The Canon Palmtronic LD-82 calculator was first introduced in 1975 as one of Canon’s early handheld scientific calculators. Measuring just 71mm x 128mm x 22mm and weighing only 112g, the pocket-sized LD-82 featured a sleek, slimline design with a brushed aluminum keyboard surround and distinctive black plastic crocodile skin textured case. Powered by three AAA batteries, it packed an impressive 82 scientific functions into a compact package thanks to its 28-pin Texas Instruments TMS0855NC central processing unit.
The LD-82’s key specifications include an 8-digit vacuum fluorescent display, trigonometric and logarithmic capabilities, fractions, percentages, square roots, radians/degrees mode switching, and parentheses calculations. Negative numbers are denoted by a minus sign in the 9th digit of the display. Overflow errors are flagged by a “u” for positive overflows or “o” for negatives, with the decimal point indicating the number of overflowed digits. Despite its diminutive form factor, the LD-82 delivers up to 10 digits of precision for scientific work.
Inside, the main circuit board houses the TMS0855NC CPU along with an array of diodes, transistors, capacitors, and resistors. A separate smaller board contains the DC power adapter circuitry. The keyboard clicks into place and connects via 20 gold-plated pins. To access the internals, the back case needs to be gently pried open from the top and then swung out on rear hinges.

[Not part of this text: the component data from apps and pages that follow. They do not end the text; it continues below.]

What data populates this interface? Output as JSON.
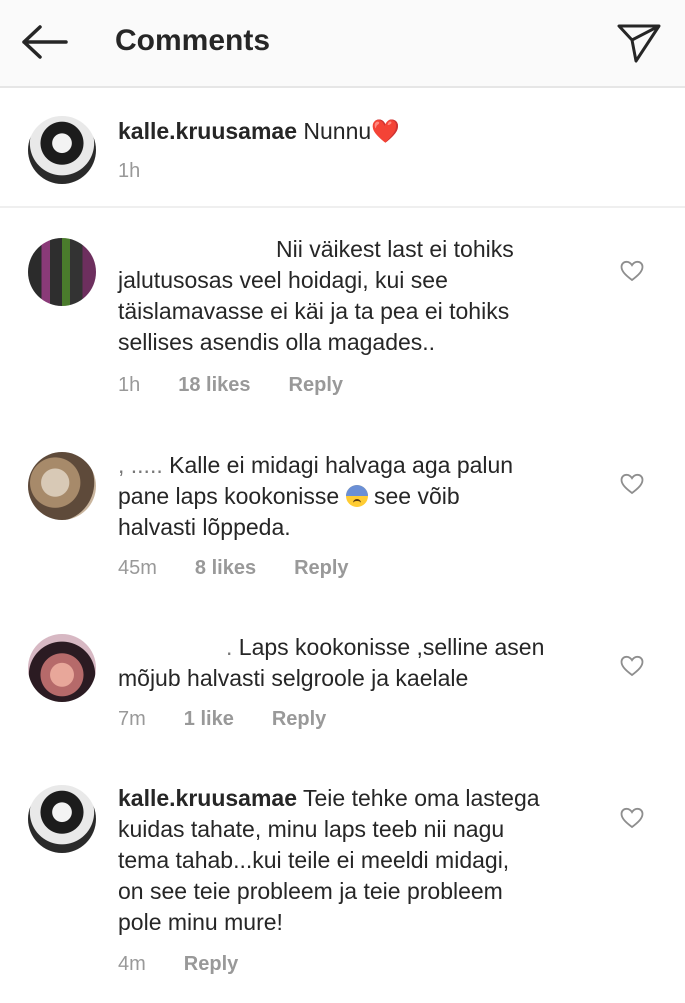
{
  "header": {
    "title": "Comments",
    "back_icon": "arrow-left-icon",
    "send_icon": "paper-plane-icon"
  },
  "caption": {
    "username": "kalle.kruusamae",
    "text": "Nunnu",
    "emoji": "❤️",
    "time": "1h"
  },
  "comments": [
    {
      "username": "",
      "text_lines": [
        "Nii väikest last ei tohiks",
        "jalutusosas veel hoidagi, kui see",
        "täislamavasse ei käi ja ta pea ei tohiks",
        "sellises asendis olla magades.."
      ],
      "time": "1h",
      "likes": "18 likes",
      "reply": "Reply"
    },
    {
      "username": "",
      "prefix": ", ..... ",
      "text_line1": "Kalle ei midagi halvaga aga palun",
      "text_line2a": "pane laps kookonisse",
      "text_line2b": "see võib",
      "text_line3": "halvasti lõppeda.",
      "time": "45m",
      "likes": "8 likes",
      "reply": "Reply"
    },
    {
      "username": "",
      "prefix": ". ",
      "text_lines": [
        "Laps kookonisse ,selline asen",
        "mõjub halvasti selgroole ja kaelale"
      ],
      "time": "7m",
      "likes": "1 like",
      "reply": "Reply"
    },
    {
      "username": "kalle.kruusamae",
      "text_lines": [
        "Teie tehke oma lastega",
        "kuidas tahate, minu laps teeb nii nagu",
        "tema tahab...kui teile ei meeldi midagi,",
        "on see teie probleem ja teie probleem",
        "pole minu mure!"
      ],
      "time": "4m",
      "reply": "Reply"
    }
  ],
  "colors": {
    "text": "#262626",
    "meta": "#999999",
    "heart_red": "#ed4956",
    "header_bg": "#fafafa"
  }
}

Overall, the LD-82 provided good value for students, engineers, and professionals needing an affordable shirt-pocket scientific calculator in the mid-1970s. Its combination of portability, battery power, display visibility, and mathematical capabilities made it popular for several years before being superseded by more advanced models. The LD-82 retailed for around $40 when it first launched, undercutting competitors like Hewlett Packard and Texas Instruments. Today it represents an important milestone in Canon’s early move into electronics and personal calculator products.